Dogsledding is one of those rare activities that seems incredibly awesome and thrilling on TV—and is even more impressive in person. In other words, if you’ve got gung-ho kids, head over to Muddy Paw Sled Dog Kennel, which offers everything from introductory experiences to half-day excursions for the whole family. In true New Hampshire style, you don’t just jump on the sled and enjoy the ride. You’ll get to meet the dogs, help harness ‘em up, and even drive the sled. Starting this season, those 12 years or older can take a two-hour crash course in mushing. You’ll head out in a double driver sled (so the instructor can give you a hand) and learn everything from how to steer to how to command the dogs.
Drive the Kanc
The Kancamagus Highway, a.k.a the Kanc, runs through the heart of the White Mountain National Forest. One of New England’s most scenic drives, the 34-mile road winds you through the mountains, passing outlooks, hiking trails, and waterfalls along the way. Some of the things you won’t see? Gas stations, hotels, restaurants, or houses. The entire stretch is devoid of all modern development, which gives the road a timeless feel—it’s like you’re driving through another era. Note: While it’s extremely popular during leaf-peeping season, many of the pull-outs are often crowd-free in the winter—and the views are equally as stunning when covered in snow.
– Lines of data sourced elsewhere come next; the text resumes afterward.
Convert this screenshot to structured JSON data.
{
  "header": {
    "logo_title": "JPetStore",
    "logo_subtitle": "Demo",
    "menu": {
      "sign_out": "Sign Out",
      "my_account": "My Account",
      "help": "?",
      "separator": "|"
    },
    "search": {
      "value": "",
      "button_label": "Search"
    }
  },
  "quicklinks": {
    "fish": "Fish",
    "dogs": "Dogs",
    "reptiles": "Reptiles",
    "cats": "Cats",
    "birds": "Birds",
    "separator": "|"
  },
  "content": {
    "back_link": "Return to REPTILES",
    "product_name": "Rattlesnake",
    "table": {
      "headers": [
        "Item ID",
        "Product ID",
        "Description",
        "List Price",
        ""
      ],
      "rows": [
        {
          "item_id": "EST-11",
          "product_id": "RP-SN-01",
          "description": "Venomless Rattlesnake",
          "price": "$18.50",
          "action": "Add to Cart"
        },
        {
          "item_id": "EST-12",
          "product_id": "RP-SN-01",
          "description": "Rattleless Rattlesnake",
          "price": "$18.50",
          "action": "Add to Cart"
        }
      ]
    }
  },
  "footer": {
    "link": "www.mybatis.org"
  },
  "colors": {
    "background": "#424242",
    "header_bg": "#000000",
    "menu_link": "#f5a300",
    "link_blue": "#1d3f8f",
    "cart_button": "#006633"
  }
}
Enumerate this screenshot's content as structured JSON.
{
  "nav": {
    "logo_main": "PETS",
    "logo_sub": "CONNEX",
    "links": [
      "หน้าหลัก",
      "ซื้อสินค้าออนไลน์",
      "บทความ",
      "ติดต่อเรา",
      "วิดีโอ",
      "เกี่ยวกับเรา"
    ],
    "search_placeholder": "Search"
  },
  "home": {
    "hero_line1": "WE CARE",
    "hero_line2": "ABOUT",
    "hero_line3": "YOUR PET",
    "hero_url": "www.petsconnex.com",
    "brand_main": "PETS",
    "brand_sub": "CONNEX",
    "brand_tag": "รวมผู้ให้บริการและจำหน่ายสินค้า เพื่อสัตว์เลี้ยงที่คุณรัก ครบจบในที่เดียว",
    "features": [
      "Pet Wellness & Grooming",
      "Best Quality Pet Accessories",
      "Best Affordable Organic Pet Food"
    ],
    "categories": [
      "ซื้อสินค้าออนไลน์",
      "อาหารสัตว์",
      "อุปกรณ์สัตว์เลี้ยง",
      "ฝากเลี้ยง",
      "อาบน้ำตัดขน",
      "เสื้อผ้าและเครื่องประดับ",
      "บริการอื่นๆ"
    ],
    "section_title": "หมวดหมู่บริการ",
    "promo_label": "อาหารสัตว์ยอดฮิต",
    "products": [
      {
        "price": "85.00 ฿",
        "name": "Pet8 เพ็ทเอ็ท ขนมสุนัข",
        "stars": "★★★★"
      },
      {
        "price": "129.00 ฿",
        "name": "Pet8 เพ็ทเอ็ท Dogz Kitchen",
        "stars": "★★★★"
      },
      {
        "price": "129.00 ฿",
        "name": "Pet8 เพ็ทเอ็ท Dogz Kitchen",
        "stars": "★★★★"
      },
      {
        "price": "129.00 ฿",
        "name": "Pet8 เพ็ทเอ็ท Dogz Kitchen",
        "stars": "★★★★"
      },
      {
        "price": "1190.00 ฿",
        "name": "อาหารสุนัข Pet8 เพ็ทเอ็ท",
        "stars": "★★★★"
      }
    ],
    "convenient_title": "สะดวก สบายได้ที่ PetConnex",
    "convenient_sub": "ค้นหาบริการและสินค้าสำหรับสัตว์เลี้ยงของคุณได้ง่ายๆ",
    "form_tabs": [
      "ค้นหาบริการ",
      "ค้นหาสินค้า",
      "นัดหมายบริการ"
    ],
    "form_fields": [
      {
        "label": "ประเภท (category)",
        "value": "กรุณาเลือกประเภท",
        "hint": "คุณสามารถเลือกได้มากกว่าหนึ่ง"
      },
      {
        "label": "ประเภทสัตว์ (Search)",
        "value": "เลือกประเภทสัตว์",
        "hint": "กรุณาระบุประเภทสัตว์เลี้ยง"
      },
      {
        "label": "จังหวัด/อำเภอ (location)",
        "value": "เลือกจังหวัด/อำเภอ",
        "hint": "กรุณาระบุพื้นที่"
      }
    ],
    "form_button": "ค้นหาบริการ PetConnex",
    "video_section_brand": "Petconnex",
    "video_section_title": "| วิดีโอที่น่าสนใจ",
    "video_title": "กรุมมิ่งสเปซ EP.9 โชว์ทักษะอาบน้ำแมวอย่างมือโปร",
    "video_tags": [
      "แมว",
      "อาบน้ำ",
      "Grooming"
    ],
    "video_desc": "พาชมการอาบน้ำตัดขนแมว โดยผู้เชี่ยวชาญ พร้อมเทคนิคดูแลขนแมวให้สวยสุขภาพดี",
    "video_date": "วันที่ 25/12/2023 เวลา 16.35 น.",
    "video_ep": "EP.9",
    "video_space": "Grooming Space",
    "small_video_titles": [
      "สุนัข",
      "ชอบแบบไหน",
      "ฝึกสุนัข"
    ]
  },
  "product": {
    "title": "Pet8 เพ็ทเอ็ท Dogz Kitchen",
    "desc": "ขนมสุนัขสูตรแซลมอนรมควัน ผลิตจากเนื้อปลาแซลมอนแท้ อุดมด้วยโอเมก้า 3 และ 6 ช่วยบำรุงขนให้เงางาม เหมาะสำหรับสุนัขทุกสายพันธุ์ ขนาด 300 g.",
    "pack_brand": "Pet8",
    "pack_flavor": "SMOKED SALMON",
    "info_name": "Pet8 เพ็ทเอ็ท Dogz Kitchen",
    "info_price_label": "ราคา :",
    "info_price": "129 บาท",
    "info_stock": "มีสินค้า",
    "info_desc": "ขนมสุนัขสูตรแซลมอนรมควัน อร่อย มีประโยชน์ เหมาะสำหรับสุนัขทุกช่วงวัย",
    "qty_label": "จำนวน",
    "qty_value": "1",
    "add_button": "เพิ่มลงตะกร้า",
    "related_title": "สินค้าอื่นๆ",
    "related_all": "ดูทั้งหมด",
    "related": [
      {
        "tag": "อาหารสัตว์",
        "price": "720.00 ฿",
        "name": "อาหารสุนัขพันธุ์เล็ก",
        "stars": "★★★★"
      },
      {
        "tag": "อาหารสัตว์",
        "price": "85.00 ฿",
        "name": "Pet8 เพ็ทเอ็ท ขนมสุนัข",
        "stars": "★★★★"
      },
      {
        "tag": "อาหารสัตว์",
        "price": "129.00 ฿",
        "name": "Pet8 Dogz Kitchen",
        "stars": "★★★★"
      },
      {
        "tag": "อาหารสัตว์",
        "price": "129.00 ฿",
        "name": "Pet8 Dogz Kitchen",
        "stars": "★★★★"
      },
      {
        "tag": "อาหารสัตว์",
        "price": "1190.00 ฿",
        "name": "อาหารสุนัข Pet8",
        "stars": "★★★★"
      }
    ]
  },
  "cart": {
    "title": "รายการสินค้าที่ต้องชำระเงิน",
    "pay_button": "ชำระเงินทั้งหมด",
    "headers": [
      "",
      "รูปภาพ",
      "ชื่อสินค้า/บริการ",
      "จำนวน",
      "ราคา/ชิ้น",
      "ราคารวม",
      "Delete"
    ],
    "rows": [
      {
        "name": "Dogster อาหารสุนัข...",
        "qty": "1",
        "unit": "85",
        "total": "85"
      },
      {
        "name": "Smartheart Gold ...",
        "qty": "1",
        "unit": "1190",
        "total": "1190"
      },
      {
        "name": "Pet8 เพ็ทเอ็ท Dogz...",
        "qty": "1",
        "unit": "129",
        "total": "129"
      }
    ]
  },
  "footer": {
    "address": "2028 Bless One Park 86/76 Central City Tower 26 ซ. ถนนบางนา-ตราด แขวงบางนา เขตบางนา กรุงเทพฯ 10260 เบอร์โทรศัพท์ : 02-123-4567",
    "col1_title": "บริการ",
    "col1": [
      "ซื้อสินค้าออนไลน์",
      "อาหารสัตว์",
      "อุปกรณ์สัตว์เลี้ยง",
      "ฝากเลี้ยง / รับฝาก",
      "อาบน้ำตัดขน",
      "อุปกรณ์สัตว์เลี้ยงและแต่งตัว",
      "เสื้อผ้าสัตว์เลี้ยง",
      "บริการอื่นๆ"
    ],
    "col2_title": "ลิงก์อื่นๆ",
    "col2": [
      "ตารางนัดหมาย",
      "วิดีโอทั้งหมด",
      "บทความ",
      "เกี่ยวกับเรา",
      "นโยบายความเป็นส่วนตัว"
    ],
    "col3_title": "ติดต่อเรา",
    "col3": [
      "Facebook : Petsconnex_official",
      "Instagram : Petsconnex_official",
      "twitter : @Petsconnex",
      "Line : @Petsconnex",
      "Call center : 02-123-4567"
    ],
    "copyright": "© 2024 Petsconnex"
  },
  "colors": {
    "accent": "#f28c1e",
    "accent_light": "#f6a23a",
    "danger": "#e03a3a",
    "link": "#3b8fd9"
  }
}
Just be sure to check the weather—photo ops and driving conditions are best on clear, snow-free days.
Go to a Carnival
There are plenty of great family-friendly events in the state all winter long, but White Park Winter Carnival and Ice Harvest Winter Carnival are two of our favorites. On January 21, Concord, the state capitol, transforms into a winter wonderland for the White Park Winter Carnival. This free event is complete with a parade, bonfires, sledding, snowman-making contest, and an Ugly Sweater 5k. The Ice Harvest and Winter Carnival, held annually the first Saturday in February at a 200+-year-old village farmstead in Tamworth Village, is a more down-home affair. The focal point of the event is, as the name suggests, learning how ice was harvested the old-fashioned way: cutting massive blocks out of a pond. Live music, farm animals, and other family-friendly activities round out this old-school event.
Snowmobile Through the Woods
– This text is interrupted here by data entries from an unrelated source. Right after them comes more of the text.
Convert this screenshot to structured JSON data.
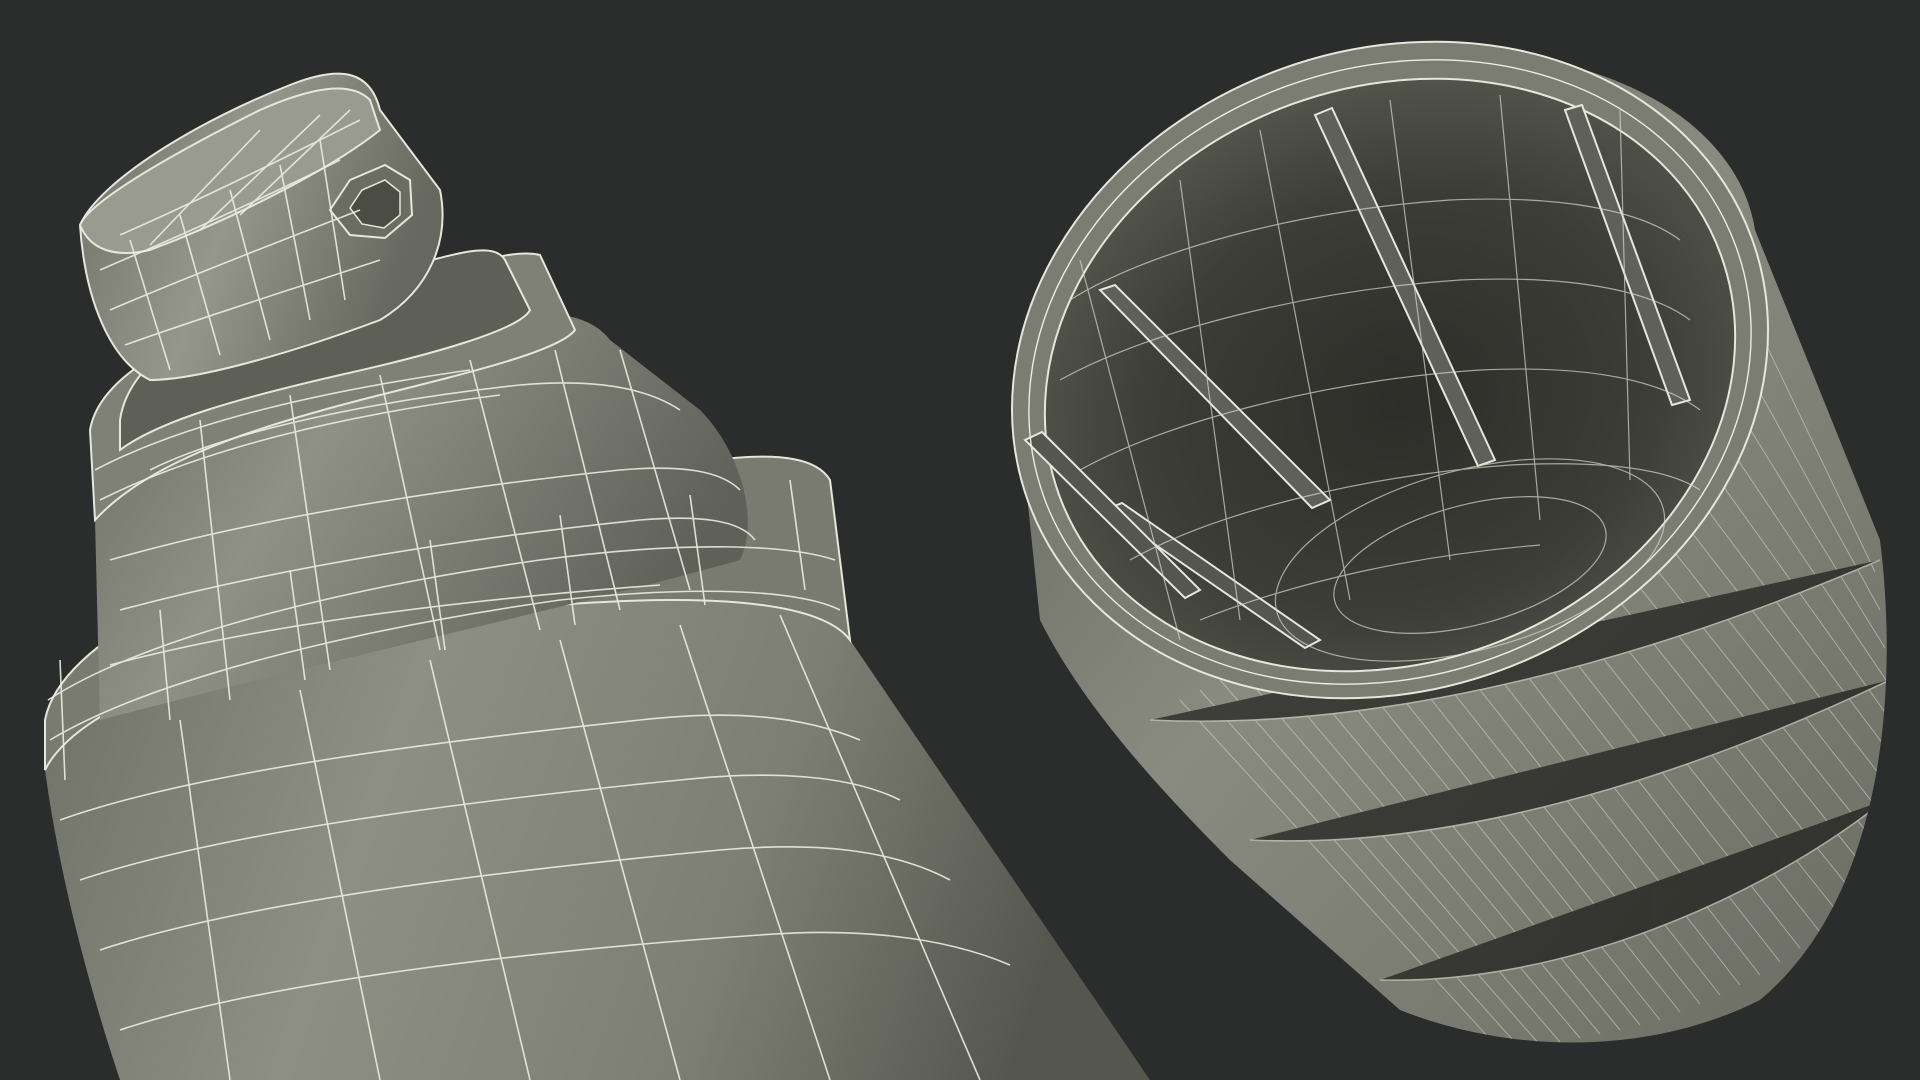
{
  "scene": {
    "subjects": [
      "spray-can-wireframe",
      "spray-cap-wireframe"
    ],
    "colors": {
      "background": "#2b2c2c",
      "surface_light": "#8c8c80",
      "surface_dark": "#4a4b44",
      "wire": "#e8e8dc",
      "interior": "#35362f"
    }
  }
}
Whether you’re looking to rest everyone’s legs and take a day off from skiing or are simply looking for some high-speed fun, a snowmobile tour with the Northern Extremes Snowmobiling is the perfect way to shake things up. With two locations and family packages, Northern Extremes does it right: The staff is laid-back, their snow machines are in great shape, and the trail network they use is well marked. If you’re new to snowmobiling, we recommend the two-hour Family Adventure package, which includes a self-guided trip through the mountains, double snowmobiles, helmets, and a map.
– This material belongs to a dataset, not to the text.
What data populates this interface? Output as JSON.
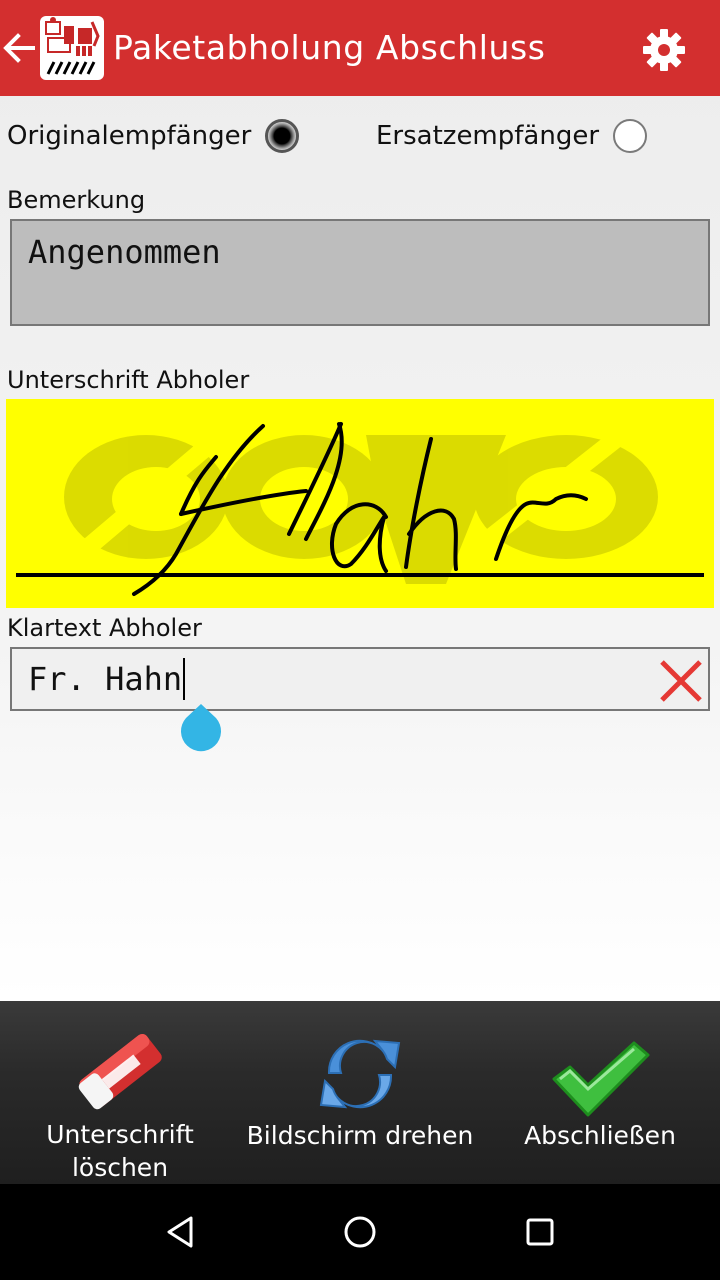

Explore NH’s Highest Peak
To some, 6,288 feet might not sound like much. But Mount Washington, the highest peak in the Northeast, has winter conditions comparable to Everest and the polar regions. To get to the top in the winter, you’ve got to be a seasoned mountaineer or book a trip in a big snow machine. For the latter, you’ve got two options. Sign up for a day trip through the Mount Washington Observatory, which includes an exclusive tour of the peak’s weather station and homemade lunch in addition to the scenic ride. The other option is to reserve a spot on the Snowcoach, a nine-passenger van powered by four-track instead of tires, from Great Glen Trails. The hour-and-a-half tour doesn’t go all the way to the summit—it tops out at the tree line, about 2/3 of the way to the summit—but you still get five-star views of the Presidential mountain range, and it costs a fraction of the snowcat tour.
Whether your family is just getting into it or you’ve skied the best snow around the globe, New Hampshire offers something for everyone. Click here to see what we recommend.
Whether you’re looking to carve your way down fresh trails at one of our 19 ski resorts, ride thousands of miles of epic trails on a snowmobile, or take a winter hike through our picture-perfect White Mountains, New Hampshire has your winter covered. Plan your winter adventure today! Learn more at VisitNH.gov.